• _Materials provided_
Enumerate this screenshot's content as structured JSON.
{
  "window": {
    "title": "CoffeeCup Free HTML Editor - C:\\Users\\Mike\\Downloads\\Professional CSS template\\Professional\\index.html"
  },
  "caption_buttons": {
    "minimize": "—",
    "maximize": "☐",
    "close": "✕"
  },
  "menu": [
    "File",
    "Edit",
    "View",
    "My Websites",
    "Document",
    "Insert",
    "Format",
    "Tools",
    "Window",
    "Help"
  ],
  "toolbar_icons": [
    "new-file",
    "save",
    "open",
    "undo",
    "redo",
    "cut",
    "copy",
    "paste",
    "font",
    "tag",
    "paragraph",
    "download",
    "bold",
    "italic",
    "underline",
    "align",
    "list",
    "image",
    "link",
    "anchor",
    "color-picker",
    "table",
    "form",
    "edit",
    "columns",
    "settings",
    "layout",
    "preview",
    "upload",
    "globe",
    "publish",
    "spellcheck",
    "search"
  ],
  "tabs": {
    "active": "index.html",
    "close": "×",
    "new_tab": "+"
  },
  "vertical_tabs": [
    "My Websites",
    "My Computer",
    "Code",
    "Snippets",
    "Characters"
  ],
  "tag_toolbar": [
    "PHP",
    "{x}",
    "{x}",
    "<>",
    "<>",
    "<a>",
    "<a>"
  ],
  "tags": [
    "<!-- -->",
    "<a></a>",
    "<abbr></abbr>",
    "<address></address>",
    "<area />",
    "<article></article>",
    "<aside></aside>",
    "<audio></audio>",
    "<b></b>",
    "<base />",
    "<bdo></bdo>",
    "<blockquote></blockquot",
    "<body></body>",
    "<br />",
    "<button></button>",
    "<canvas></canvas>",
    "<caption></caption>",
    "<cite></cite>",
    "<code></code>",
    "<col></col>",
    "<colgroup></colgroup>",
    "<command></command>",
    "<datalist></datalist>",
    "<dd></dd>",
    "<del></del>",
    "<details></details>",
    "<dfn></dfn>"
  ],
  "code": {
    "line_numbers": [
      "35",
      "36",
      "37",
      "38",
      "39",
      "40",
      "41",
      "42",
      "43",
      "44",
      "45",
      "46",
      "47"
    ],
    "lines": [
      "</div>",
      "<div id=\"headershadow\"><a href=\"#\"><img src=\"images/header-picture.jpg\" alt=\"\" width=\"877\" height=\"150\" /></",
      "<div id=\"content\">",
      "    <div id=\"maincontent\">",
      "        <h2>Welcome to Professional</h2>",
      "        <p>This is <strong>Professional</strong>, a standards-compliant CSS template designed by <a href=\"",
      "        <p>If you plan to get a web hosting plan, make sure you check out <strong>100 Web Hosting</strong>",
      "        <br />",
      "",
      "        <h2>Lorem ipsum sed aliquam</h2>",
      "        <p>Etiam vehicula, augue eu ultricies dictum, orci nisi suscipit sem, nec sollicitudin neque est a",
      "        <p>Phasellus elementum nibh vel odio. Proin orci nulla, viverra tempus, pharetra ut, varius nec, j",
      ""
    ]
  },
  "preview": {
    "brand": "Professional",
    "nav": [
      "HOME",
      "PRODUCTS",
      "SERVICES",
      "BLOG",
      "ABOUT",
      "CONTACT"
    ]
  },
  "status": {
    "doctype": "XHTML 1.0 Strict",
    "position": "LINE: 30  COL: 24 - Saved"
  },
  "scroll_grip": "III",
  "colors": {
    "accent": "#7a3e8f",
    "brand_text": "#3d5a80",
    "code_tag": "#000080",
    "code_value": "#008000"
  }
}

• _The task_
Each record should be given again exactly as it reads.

• _Finished task_
Enumerate this screenshot's content as structured JSON.
{
  "window": {
    "title": "CoffeeCup Free HTML Editor - C:\\Users\\Mike\\Downloads\\Professional CSS template\\Professional\\index.html"
  },
  "caption_buttons": {
    "minimize": "—",
    "maximize": "☐",
    "close": "✕"
  },
  "menu": [
    "File",
    "Edit",
    "View",
    "My Websites",
    "Document",
    "Insert",
    "Format",
    "Tools",
    "Window",
    "Help"
  ],
  "toolbar_icons": [
    "new-file",
    "save",
    "open",
    "undo",
    "redo",
    "cut",
    "copy",
    "paste",
    "font",
    "tag",
    "paragraph",
    "download",
    "bold",
    "italic",
    "underline",
    "align",
    "list",
    "image",
    "link",
    "anchor",
    "color-picker",
    "table",
    "form",
    "edit",
    "columns",
    "settings",
    "layout",
    "preview",
    "upload",
    "globe",
    "publish",
    "spellcheck",
    "search"
  ],
  "tabs": {
    "active": "index.html",
    "close": "×",
    "new_tab": "+"
  },
  "vertical_tabs": [
    "My Websites",
    "My Computer",
    "Code",
    "Snippets",
    "Characters"
  ],
  "tag_toolbar": [
    "PHP",
    "{x}",
    "{x}",
    "<>",
    "<>",
    "<a>",
    "<a>"
  ],
  "tags": [
    "<!-- -->",
    "<a></a>",
    "<abbr></abbr>",
    "<address></address>",
    "<area />",
    "<article></article>",
    "<aside></aside>",
    "<audio></audio>",
    "<b></b>",
    "<base />",
    "<bdo></bdo>",
    "<blockquote></blockquot",
    "<body></body>",
    "<br />",
    "<button></button>",
    "<canvas></canvas>",
    "<caption></caption>",
    "<cite></cite>",
    "<code></code>",
    "<col></col>",
    "<colgroup></colgroup>",
    "<command></command>",
    "<datalist></datalist>",
    "<dd></dd>",
    "<del></del>",
    "<details></details>",
    "<dfn></dfn>"
  ],
  "code": {
    "line_numbers": [
      "35",
      "36",
      "37",
      "38",
      "39",
      "40",
      "41",
      "42",
      "43",
      "44",
      "45",
      "46",
      "47"
    ],
    "lines": [
      "</div>",
      "<div id=\"headershadow\"><a href=\"#\"><img src=\"images/header-picture.jpg\" alt=\"\" width=\"877\" height=\"150\" /></",
      "<div id=\"content\">",
      "    <div id=\"maincontent\">",
      "        <h2>Welcome to Professional</h2>",
      "        <p>This is <strong>Professional</strong>, a standards-compliant CSS template designed by <a href=\"",
      "        <p>If you plan to get a web hosting plan, make sure you check out <strong>100 Web Hosting</strong>",
      "        <br />",
      "",
      "        <h2>Lorem ipsum sed aliquam</h2>",
      "        <p>Etiam vehicula, augue eu ultricies dictum, orci nisi suscipit sem, nec sollicitudin neque est a",
      "        <p>Phasellus elementum nibh vel odio. Proin orci nulla, viverra tempus, pharetra ut, varius nec, j",
      ""
    ]
  },
  "preview": {
    "brand": "Professional",
    "nav": [
      "HOME",
      "PRODUCTS",
      "SERVICES",
      "BLOG",
      "ABOUT",
      "CONTACT"
    ]
  },
  "status": {
    "doctype": "XHTML 1.0 Strict",
    "position": "LINE: 30  COL: 24 - Saved"
  },
  "scroll_grip": "III",
  "colors": {
    "accent": "#7a3e8f",
    "brand_text": "#3d5a80",
    "code_tag": "#000080",
    "code_value": "#008000"
  }
}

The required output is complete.